(Web page and app entries)
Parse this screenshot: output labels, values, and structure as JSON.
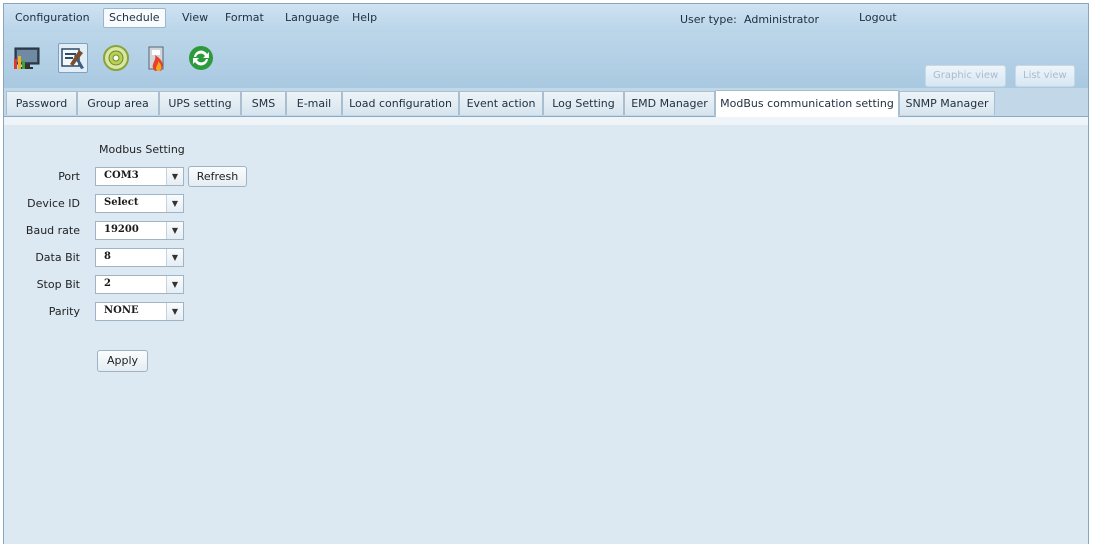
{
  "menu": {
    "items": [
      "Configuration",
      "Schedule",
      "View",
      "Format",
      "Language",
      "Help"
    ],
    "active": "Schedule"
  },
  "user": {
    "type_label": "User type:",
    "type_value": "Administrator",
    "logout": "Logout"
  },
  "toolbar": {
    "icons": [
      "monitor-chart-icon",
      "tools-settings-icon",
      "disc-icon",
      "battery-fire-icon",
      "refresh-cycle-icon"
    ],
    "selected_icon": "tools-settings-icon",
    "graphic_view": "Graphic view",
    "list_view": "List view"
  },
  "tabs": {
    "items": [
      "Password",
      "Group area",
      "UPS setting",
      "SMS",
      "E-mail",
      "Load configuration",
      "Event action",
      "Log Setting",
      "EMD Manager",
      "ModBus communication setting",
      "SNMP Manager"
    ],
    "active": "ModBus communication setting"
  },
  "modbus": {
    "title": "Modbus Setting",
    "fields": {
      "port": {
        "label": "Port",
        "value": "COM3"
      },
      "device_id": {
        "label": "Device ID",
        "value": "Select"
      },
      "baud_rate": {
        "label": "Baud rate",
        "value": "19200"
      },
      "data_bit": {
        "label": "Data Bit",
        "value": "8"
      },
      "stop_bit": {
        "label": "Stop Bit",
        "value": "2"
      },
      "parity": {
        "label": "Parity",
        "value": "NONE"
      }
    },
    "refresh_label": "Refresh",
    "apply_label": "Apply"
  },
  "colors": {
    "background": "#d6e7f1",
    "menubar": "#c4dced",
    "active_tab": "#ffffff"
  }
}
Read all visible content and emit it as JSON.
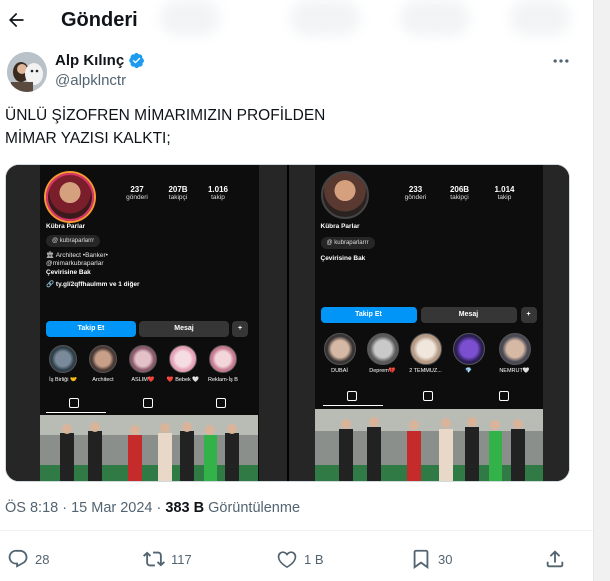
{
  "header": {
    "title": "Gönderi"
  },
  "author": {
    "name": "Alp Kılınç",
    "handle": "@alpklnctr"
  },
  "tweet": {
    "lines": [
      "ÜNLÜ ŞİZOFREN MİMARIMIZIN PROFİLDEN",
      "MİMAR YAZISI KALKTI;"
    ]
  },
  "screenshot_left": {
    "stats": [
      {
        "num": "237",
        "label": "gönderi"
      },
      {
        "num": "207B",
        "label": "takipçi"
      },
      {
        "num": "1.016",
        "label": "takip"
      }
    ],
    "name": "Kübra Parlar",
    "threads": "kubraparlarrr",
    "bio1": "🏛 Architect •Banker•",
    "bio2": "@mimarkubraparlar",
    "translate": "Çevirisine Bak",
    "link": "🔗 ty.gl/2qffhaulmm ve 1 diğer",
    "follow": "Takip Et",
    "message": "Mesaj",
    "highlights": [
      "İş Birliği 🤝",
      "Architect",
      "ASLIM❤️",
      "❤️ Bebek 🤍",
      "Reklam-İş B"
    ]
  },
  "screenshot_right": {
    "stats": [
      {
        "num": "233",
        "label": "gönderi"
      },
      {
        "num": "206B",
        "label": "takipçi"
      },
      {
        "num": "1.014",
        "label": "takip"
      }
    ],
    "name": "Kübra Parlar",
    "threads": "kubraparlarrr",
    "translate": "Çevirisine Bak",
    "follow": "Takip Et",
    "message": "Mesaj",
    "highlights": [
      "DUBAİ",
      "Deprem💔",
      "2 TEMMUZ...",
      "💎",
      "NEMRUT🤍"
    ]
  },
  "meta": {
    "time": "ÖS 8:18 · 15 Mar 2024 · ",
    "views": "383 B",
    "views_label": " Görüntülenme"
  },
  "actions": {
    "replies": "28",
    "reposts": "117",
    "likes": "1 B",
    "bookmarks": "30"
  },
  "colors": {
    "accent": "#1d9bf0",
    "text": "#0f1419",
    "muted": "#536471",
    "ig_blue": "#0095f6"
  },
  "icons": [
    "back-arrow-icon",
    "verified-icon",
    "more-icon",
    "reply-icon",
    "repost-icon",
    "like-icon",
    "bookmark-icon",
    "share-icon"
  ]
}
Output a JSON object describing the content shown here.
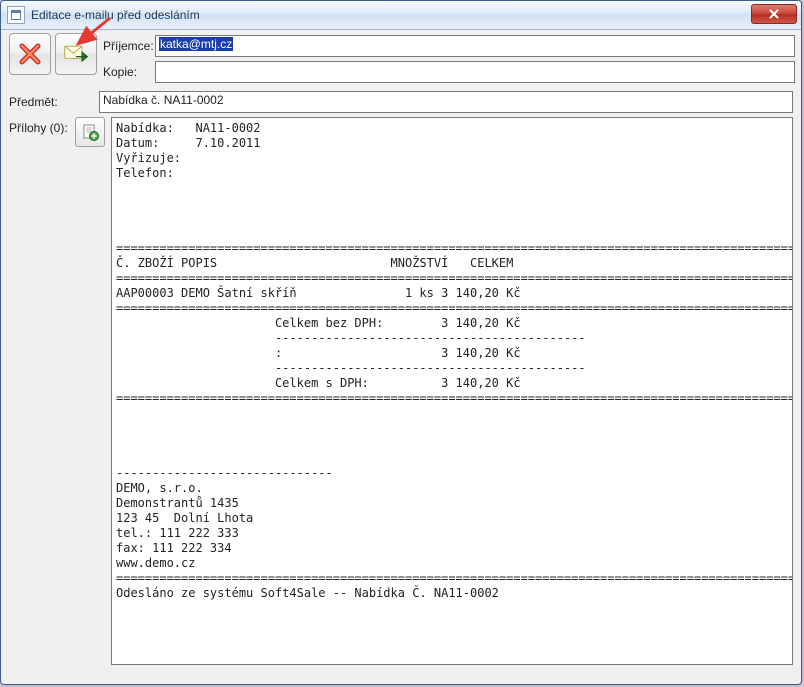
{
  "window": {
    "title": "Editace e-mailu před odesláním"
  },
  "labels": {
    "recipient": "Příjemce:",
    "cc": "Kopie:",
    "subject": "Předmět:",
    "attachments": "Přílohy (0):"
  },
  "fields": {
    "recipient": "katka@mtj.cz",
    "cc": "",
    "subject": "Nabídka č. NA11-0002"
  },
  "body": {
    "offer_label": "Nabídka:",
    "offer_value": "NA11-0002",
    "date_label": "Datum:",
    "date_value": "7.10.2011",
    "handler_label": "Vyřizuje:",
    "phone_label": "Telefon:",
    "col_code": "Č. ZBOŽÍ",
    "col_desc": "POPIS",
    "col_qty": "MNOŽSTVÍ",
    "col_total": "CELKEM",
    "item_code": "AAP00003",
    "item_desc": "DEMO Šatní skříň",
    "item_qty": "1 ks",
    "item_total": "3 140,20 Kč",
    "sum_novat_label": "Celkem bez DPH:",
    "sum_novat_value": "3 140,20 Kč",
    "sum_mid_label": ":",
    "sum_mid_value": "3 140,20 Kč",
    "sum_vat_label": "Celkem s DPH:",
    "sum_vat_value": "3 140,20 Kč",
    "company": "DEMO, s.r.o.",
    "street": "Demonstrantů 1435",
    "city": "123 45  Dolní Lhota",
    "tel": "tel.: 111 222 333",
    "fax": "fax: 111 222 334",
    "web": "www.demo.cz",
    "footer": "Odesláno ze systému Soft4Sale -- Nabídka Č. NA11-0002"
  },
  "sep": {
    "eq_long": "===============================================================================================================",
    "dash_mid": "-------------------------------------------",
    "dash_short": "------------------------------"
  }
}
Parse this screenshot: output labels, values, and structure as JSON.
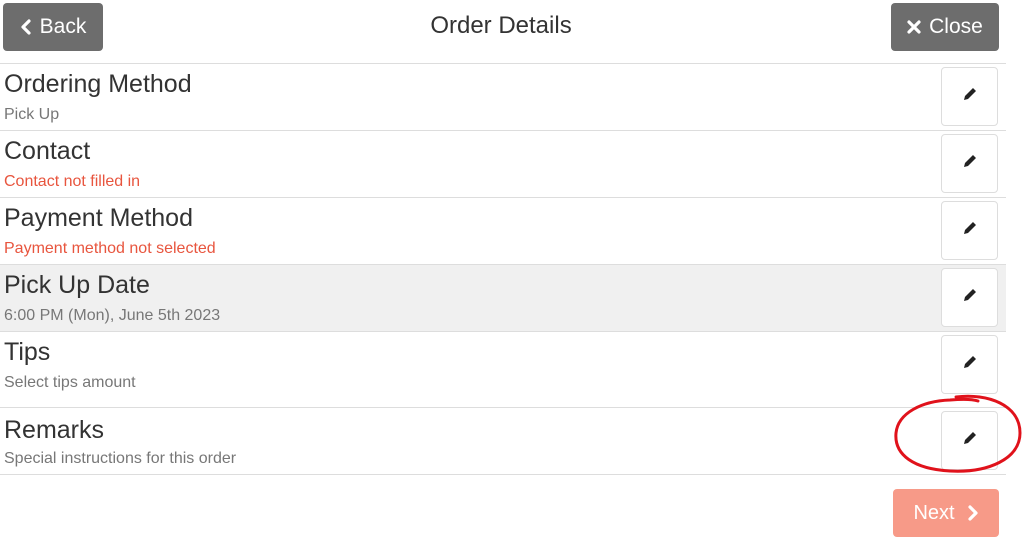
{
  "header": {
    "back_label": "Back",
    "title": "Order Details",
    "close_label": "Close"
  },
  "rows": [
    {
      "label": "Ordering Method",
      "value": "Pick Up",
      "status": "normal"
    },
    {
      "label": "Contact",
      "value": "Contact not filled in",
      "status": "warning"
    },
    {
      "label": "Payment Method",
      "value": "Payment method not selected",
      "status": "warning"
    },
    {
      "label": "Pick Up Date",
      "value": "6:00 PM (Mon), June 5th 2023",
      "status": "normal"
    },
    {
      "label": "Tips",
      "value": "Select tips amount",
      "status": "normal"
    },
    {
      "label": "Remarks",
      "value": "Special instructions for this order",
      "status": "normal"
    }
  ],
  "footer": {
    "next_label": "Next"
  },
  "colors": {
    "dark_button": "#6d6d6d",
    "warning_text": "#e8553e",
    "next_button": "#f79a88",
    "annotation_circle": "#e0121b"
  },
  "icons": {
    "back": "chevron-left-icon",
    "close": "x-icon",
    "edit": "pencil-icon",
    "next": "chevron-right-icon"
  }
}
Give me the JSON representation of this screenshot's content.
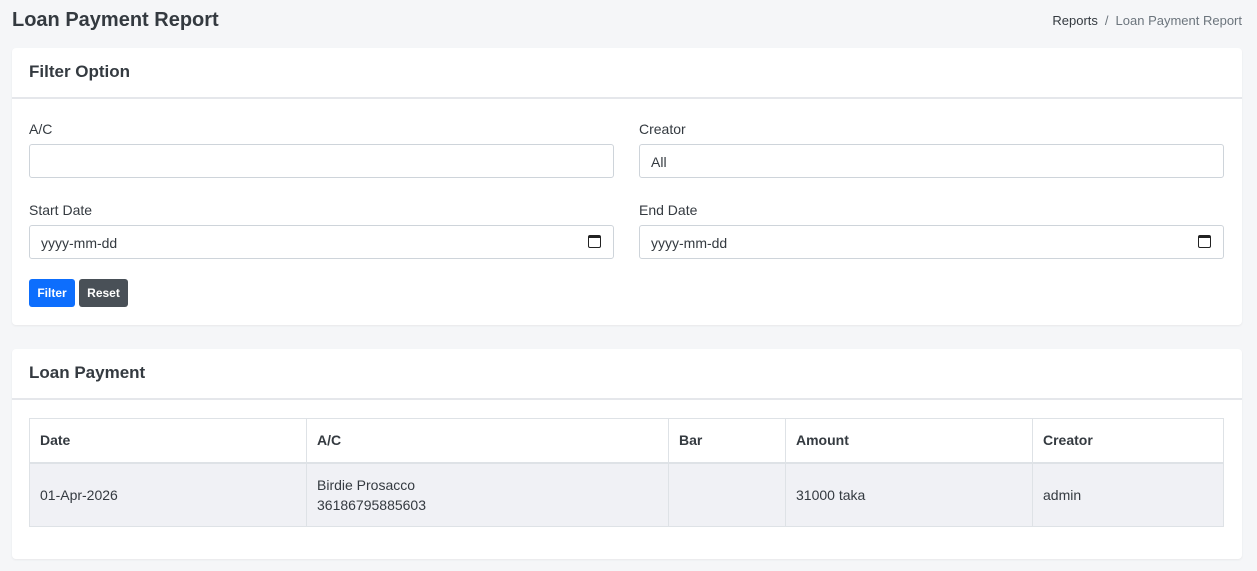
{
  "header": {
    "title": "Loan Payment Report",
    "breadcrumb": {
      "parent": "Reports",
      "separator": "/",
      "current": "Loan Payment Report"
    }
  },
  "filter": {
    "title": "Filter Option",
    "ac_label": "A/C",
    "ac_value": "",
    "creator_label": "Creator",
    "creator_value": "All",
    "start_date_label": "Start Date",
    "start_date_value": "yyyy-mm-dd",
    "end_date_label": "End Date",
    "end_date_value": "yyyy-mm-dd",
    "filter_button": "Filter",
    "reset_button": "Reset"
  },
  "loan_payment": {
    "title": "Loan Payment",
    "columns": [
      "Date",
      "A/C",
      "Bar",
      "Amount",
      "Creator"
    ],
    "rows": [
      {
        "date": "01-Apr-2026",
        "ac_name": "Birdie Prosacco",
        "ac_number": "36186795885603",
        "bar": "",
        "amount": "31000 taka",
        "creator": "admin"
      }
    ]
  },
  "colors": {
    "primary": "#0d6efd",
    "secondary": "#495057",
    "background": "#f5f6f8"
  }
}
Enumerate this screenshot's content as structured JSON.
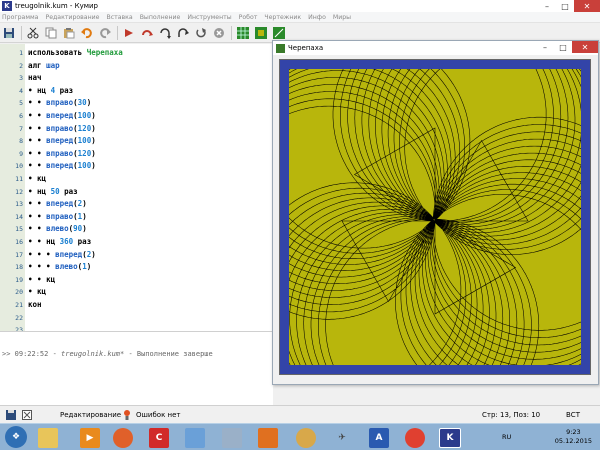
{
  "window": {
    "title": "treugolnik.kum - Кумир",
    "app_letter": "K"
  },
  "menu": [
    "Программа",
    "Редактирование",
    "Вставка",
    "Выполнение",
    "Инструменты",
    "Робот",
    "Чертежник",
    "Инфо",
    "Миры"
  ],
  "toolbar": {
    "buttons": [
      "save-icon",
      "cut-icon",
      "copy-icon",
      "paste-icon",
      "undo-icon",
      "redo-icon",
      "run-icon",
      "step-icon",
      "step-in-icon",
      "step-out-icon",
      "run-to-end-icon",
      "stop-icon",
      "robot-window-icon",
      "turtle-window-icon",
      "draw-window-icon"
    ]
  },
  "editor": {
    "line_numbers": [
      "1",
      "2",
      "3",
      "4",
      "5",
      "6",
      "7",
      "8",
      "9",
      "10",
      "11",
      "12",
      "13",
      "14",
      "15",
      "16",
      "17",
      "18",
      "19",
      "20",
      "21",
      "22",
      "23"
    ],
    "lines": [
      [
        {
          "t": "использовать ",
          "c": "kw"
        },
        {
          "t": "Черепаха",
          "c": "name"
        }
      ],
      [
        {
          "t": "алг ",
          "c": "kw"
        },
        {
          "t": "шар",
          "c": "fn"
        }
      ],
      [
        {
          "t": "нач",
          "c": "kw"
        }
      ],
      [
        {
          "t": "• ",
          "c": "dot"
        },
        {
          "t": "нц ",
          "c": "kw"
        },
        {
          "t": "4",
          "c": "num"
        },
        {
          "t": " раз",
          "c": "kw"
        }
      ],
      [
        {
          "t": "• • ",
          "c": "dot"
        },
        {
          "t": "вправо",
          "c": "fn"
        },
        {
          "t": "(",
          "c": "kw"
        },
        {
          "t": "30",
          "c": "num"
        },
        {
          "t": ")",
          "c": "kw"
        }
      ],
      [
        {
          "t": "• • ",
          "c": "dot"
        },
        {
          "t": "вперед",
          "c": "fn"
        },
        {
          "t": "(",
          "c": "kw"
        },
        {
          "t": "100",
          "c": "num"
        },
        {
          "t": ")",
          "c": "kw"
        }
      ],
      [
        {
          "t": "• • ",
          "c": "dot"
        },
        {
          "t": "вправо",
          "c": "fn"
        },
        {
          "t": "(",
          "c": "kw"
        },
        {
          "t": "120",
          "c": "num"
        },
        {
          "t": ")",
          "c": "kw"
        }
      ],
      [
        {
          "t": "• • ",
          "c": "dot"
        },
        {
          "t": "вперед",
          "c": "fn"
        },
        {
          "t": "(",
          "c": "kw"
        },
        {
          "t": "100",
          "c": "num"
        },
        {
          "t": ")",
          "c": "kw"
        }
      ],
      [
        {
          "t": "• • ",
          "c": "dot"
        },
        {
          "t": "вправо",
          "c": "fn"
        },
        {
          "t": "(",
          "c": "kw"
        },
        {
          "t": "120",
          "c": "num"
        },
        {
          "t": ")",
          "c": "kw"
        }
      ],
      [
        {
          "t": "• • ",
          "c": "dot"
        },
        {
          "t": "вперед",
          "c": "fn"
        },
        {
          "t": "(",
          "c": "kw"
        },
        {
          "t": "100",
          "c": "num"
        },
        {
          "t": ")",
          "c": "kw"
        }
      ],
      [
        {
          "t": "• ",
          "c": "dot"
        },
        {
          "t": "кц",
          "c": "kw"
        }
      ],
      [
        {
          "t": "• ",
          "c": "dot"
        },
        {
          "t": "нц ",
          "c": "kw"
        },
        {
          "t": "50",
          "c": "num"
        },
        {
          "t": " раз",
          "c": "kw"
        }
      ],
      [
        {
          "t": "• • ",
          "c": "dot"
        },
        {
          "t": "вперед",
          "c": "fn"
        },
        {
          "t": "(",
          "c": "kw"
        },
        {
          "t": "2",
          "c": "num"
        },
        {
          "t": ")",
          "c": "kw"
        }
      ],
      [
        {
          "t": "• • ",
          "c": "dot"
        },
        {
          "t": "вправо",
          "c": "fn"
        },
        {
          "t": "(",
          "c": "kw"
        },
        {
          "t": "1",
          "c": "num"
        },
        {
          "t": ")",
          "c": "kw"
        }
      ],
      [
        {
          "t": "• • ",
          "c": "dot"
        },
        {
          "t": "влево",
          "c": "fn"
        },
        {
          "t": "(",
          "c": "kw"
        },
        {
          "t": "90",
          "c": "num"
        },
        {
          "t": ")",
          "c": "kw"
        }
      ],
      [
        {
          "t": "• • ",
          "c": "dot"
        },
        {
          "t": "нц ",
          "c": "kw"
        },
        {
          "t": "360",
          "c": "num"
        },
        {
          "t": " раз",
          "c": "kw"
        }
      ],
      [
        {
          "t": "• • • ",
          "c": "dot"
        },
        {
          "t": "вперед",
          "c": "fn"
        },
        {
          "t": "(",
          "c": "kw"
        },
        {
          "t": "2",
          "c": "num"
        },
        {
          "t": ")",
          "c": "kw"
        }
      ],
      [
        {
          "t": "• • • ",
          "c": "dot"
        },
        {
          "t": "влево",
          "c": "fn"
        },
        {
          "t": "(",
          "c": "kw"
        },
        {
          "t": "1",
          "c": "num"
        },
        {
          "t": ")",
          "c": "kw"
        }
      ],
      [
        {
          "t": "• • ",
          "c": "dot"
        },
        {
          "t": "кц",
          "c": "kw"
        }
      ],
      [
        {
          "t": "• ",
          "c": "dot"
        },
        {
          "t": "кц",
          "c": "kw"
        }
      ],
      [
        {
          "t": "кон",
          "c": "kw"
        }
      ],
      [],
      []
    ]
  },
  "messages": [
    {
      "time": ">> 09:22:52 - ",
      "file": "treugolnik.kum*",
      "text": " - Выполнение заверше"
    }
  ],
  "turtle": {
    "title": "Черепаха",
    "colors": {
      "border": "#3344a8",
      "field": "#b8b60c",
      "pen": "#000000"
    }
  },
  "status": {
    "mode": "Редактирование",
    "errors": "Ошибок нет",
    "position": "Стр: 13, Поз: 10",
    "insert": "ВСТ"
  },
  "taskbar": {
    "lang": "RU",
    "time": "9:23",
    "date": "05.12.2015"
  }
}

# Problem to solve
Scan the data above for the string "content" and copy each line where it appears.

# Output below
Read all visible content and emit it as JSON.
Output a JSON object describing the content shown here.
Give me the JSON representation of this screenshot's content.
Enumerate this screenshot's content as structured JSON.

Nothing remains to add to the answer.